  1. Tim Avatar

    This is my personal favorite-
    S2000 power, with everything else suitably modified to cope- is there any better ride for a SF to LA cruise on the PCH?

    1. Alff Avatar

      That is something else. Builds like this are why I can't call myself a car guy.

  2. dustin_driver Avatar

    One of these days I'll do a totally unwise engine swap. I'm thinking an Opel GT with an Ecotec out of a Saturn Sky or Solstice GXP. Yep, that ought to do it.

    1. franchitti27 Avatar

      Need help? That sounds like some fun!

      1. dustin_driver Avatar

        Help? Yeah, I need a 1968-73 Opel GT and a wrecked Saturn Sky or Solstice GXP. And a welder. 😉

        1. franchitti27 Avatar

          Hmmm…. I can weld, and I have a few big hammers (to massage the firewall). That's my part done.

    2. engineerd Avatar

      That's a fantastic combination. The Opel GT is much better looking than the Skystice, too.
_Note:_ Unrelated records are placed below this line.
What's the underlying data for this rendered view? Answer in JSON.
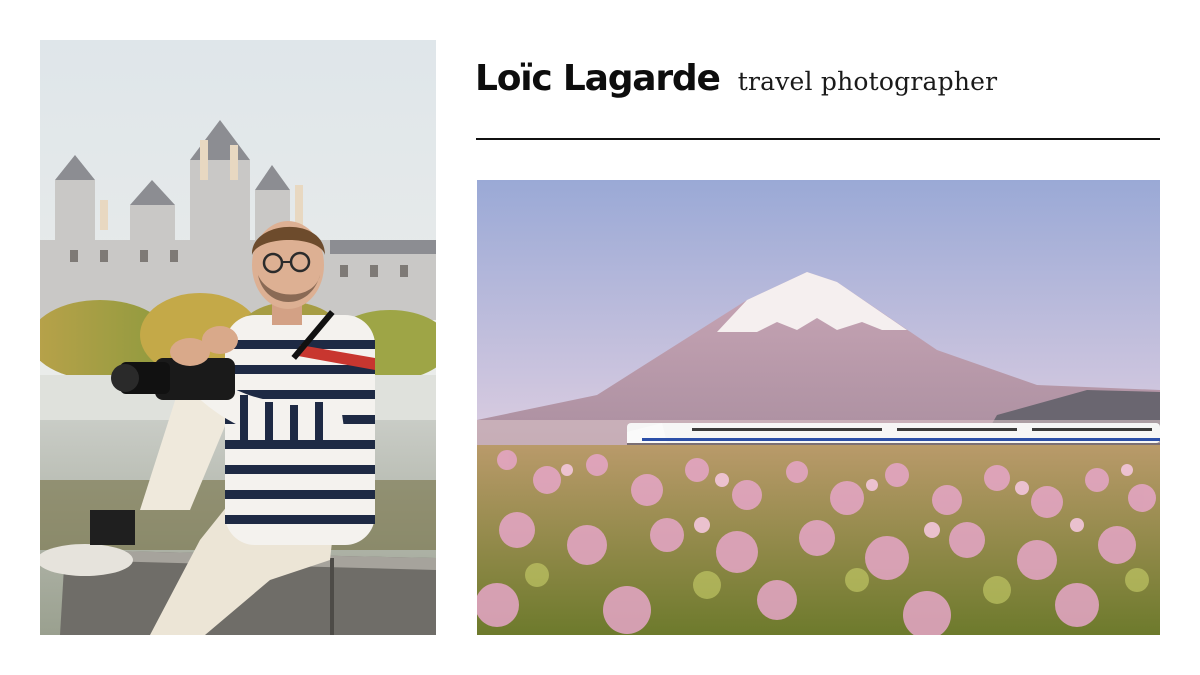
{
  "header": {
    "name": "Loïc Lagarde",
    "role": "travel photographer"
  },
  "photos": {
    "portrait_icon": "photographer-portrait-photo",
    "landscape_icon": "mount-fuji-bullet-train-photo"
  },
  "colors": {
    "text": "#0d0d0d",
    "divider": "#111111",
    "sky_top": "#9aa9d6",
    "sky_bottom": "#f3d9cf",
    "flowers": "#e6a6c8"
  }
}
  3. dragon951 Avatar

    This (12A) is my rifle, this (215) is my gun.
    This (12A) is for fighting, this (215) is for fun.
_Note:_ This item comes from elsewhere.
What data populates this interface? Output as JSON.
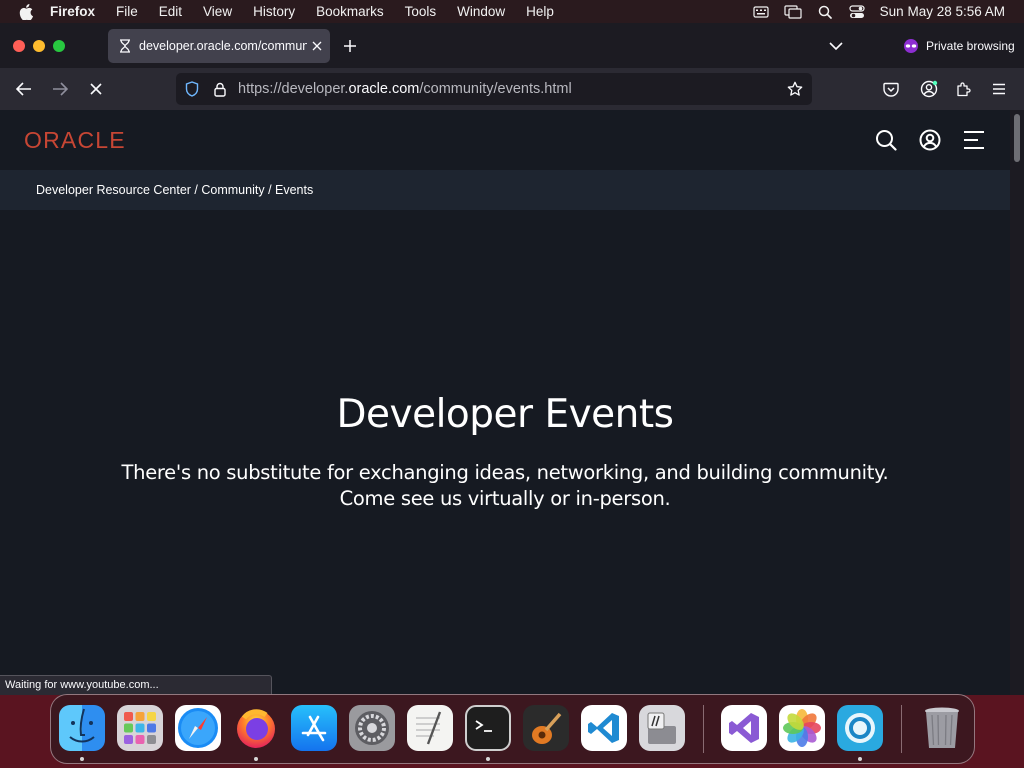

  4. Froggmann Avatar

    Dammit just when I had resolved to selling mine!

  5. engineerd Avatar

    Mr. Solex, fantastic article. Clean engine installs seems to be quite the Hooniversal theme as of late. I'm not complaining. I'm encouraging! Keep them coming! This is the sort of thing you don't see on most other places. Nice little niche, if you ask me.
    Now, my love for small, British roadsters is a raging inferno and I need to spend some quality time with Ebay motors.

  6. joshuman Avatar

    Years ago, I printed out a stack of paper an inch and a half tall detailing how to source and stuff a Rover V8 into an MGB. I still want to do this project but clearly I need to expand my thinking with a more crazy motor or a body shell that commands more interest than the B.